Dataset rows describing interfaces:
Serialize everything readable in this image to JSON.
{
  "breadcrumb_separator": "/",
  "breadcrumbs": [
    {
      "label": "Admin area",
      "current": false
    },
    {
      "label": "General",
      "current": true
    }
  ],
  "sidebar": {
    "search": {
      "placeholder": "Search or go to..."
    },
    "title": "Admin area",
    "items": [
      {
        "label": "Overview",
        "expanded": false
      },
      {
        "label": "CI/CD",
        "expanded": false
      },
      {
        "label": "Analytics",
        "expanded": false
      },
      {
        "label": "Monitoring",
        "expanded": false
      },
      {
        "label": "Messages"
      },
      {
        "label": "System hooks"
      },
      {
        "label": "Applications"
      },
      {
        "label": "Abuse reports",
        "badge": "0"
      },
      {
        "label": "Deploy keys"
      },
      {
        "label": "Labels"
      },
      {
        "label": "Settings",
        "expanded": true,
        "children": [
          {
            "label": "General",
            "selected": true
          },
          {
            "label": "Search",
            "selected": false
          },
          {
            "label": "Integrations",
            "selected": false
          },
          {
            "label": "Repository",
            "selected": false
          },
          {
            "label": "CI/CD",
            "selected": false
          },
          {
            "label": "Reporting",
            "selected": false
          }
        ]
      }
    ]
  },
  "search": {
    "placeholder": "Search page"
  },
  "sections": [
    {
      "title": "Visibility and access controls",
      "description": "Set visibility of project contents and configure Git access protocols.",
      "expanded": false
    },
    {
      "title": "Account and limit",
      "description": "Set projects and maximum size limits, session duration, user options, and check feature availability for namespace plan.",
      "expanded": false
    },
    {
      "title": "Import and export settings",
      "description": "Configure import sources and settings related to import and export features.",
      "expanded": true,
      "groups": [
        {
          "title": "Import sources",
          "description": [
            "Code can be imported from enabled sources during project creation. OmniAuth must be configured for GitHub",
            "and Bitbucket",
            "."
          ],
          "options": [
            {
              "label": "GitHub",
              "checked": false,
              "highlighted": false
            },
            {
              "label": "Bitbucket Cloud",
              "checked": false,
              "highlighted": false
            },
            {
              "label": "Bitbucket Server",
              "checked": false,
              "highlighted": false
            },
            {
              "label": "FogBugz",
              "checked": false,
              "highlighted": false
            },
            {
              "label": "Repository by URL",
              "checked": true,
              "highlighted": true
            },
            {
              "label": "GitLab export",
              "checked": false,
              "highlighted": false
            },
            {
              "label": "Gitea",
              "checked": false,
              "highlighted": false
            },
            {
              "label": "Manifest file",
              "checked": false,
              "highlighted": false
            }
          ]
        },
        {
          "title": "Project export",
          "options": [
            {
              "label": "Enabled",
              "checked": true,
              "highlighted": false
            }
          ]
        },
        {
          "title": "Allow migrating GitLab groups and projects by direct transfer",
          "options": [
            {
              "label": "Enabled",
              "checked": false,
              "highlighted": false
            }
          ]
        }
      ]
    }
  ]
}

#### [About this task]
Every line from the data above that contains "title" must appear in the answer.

#### [Problem solution]
    "title": "Admin area",
      "title": "Visibility and access controls",
      "title": "Account and limit",
      "title": "Import and export settings",
          "title": "Import sources",
          "title": "Project export",
          "title": "Allow migrating GitLab groups and projects by direct transfer",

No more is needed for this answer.